By Dustin Hurst | Watchdog.org
CHARLOTTE, N.C. — Delegates spending Labor Day mixing and mingling in uptown Charlotte’s Carolinafest say President Barack Obama deserves another term to finish his efforts reviving a slumping economy. Americans, they say, should be patient during the process.
The gathered Democrats also point the finger at Capitol Hill Republicans for blocking the president at every turn in a quest to make him a one-term president.
Delegates are in the Queen City this week as the Democratic Party prepares to nominate Obama and Vice President Joe Biden for the general election in November.
Halisi Vinson, a 48-year-old Colorado delegate, told Watchdog.org Monday that Obama deserves a “B+” for his work since taking office, a mark she said would be higher if the president hadn’t tried to collaborate with Republicans.
“I think he should have realized more quickly that they (Republicans) were going to say no, even if he said the sky was blue,” Visini said. “You cannot build consensus with people who refuse to govern, but just play politics.”
Visini said Obama had good ideas and plans coming into office, but Republicans stonewalled every presidential initiative for political gamesmanship.
The only thing Republicans want, she said, “is to make this a one-term president.”
Last week, Republicans at their national convention in Tampa, Fla., cast the 2012 election as a referendum on the economy, constantly pointing out 23 million Americans are unemployed or underemployed. Unemployment stubbornly sits at 8.3 percent. The figure stood at 7.6 percent in January 2009.

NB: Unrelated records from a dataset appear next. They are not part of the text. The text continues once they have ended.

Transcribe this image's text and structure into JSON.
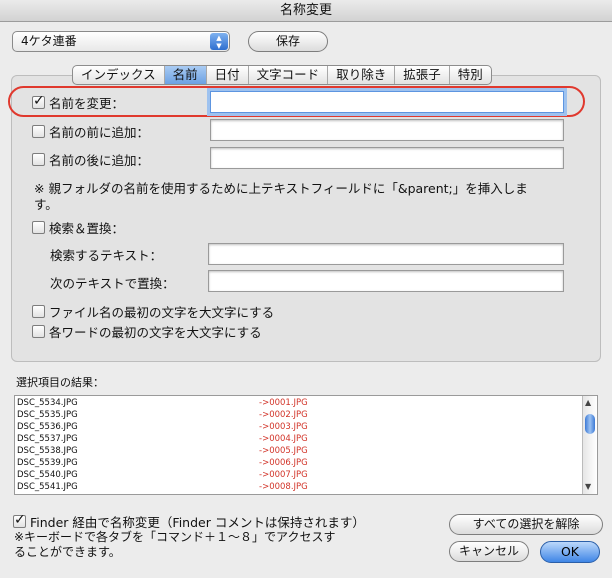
{
  "window": {
    "title": "名称変更"
  },
  "preset": {
    "value": "4ケタ連番"
  },
  "save_button": "保存",
  "tabs": [
    {
      "label": "インデックス",
      "selected": false
    },
    {
      "label": "名前",
      "selected": true
    },
    {
      "label": "日付",
      "selected": false
    },
    {
      "label": "文字コード",
      "selected": false
    },
    {
      "label": "取り除き",
      "selected": false
    },
    {
      "label": "拡張子",
      "selected": false
    },
    {
      "label": "特別",
      "selected": false
    }
  ],
  "name_tab": {
    "change_name": {
      "label": "名前を変更：",
      "checked": true,
      "value": ""
    },
    "prepend": {
      "label": "名前の前に追加：",
      "checked": false,
      "value": ""
    },
    "append": {
      "label": "名前の後に追加：",
      "checked": false,
      "value": ""
    },
    "note": "※ 親フォルダの名前を使用するために上テキストフィールドに「&parent;」を挿入しま\nす。",
    "search_replace": {
      "label": "検索＆置換：",
      "checked": false
    },
    "search_text": {
      "label": "検索するテキスト：",
      "value": ""
    },
    "replace_text": {
      "label": "次のテキストで置換：",
      "value": ""
    },
    "capitalize_file": {
      "label": "ファイル名の最初の文字を大文字にする",
      "checked": false
    },
    "capitalize_word": {
      "label": "各ワードの最初の文字を大文字にする",
      "checked": false
    }
  },
  "results": {
    "label": "選択項目の結果：",
    "rows": [
      {
        "old": "DSC_5534.JPG",
        "new": "->0001.JPG"
      },
      {
        "old": "DSC_5535.JPG",
        "new": "->0002.JPG"
      },
      {
        "old": "DSC_5536.JPG",
        "new": "->0003.JPG"
      },
      {
        "old": "DSC_5537.JPG",
        "new": "->0004.JPG"
      },
      {
        "old": "DSC_5538.JPG",
        "new": "->0005.JPG"
      },
      {
        "old": "DSC_5539.JPG",
        "new": "->0006.JPG"
      },
      {
        "old": "DSC_5540.JPG",
        "new": "->0007.JPG"
      },
      {
        "old": "DSC_5541.JPG",
        "new": "->0008.JPG"
      }
    ]
  },
  "footer": {
    "finder_rename": {
      "label": "Finder 経由で名称変更（Finder コメントは保持されます）",
      "checked": true
    },
    "hint": "※キーボードで各タブを「コマンド＋１〜８」でアクセスす\nることができます。",
    "clear_all": "すべての選択を解除",
    "cancel": "キャンセル",
    "ok": "OK"
  },
  "colors": {
    "accent": "#3f86e6",
    "highlight_oval": "#e0392e",
    "new_name": "#d2352a"
  }
}
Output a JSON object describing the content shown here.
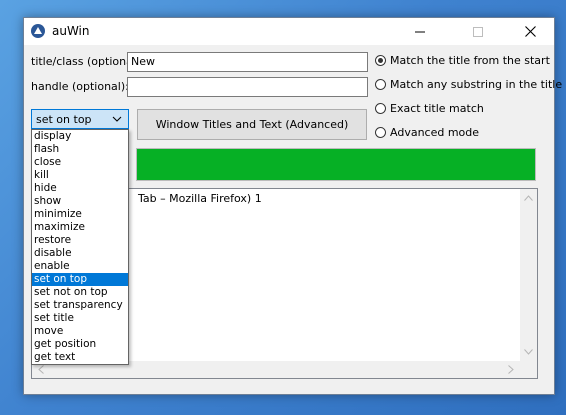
{
  "window": {
    "title": "auWin"
  },
  "form": {
    "title_label": "title/class (optional):",
    "title_value": "New",
    "handle_label": "handle (optional):",
    "handle_value": ""
  },
  "radios": [
    {
      "label": "Match the title from the start",
      "checked": true
    },
    {
      "label": "Match any substring in the title",
      "checked": false
    },
    {
      "label": "Exact title match",
      "checked": false
    },
    {
      "label": "Advanced mode",
      "checked": false
    }
  ],
  "action_combo": {
    "selected": "set on top",
    "options": [
      "display",
      "flash",
      "close",
      "kill",
      "hide",
      "show",
      "minimize",
      "maximize",
      "restore",
      "disable",
      "enable",
      "set on top",
      "set not on top",
      "set transparency",
      "set title",
      "move",
      "get position",
      "get text"
    ]
  },
  "advanced_button": {
    "label": "Window Titles and Text (Advanced)"
  },
  "progress": {
    "value": 1.0,
    "color": "#06b025"
  },
  "output": {
    "visible_text": "Tab – Mozilla Firefox) 1"
  },
  "icons": [
    "app-icon",
    "minimize-icon",
    "maximize-icon",
    "close-icon",
    "chevron-down-icon",
    "scroll-up-icon",
    "scroll-down-icon",
    "scroll-left-icon",
    "scroll-right-icon"
  ]
}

With that backdrop, Visini and the other delegates blame Republicans and believe Obama should have another turn to revive the economy.
“They (Republicans) took our economy, they starved it,” Visini said. “I’m a business major and everyone knows if you want to build an economy, you have to invest in it. You just can’t cut, cut, cut.”
She said Obama, like President George W. Bush, should have a shot at a second stimulus package.
Ed Jasewicz, a delegate from upstate New York, urges Americans to exercise patience on economic matters.
“He was elected under hard times,” Jasewciz said of the president. “There was a lot he had to address.”
Like Visini, Jasewicz said he “absolutely” believes Republicans block Obama’s plans through political maneuvering. He also said he has faith in the president’s ability to repair the sluggish economy should he defeat Republican presidential nominee Mitt Romney in November.
“You can’t do all that overnight,” Jazewciz said. “You can’t do it in four years. It took Bill Clinton eight years to get us a positive balance. You give him (Obama) four more years and he’ll be doing a great job.”
Richard Threat of Alabama’s delegation said the president’s made progress on veterans issues and scored major points concluding the Iraq War.
“That was something that should have never took place,” Threat said.
Threat, an unemployed former factory worker, said Obama inherited a turbulent and unstable economy and has taken appropriate measures to right the ship.
“I think more so, the jobs and the way the economy was when he took office, it was already going downhill,” Threat told Watchdog.org “So for him to turn it around … it doesn’t seem like four years would be enough for him.”
Instead of heaping blame on Obama for his joblessness, Threatt blames the companies who he said shipped jobs oversees while closing American manufacturing plants.
“I was actually laid off when they started shutting down plants in Alabama,” he explained. “If the plants aren’t there, where are you going to get work?”
Obama and Biden will accept their nominations from Democrats on Thursday night in Bank of America Stadium here in Charlotte. First lady Michelle Obama will address delegates Tuesday night, as will San Antonio Mayor Julian Castro.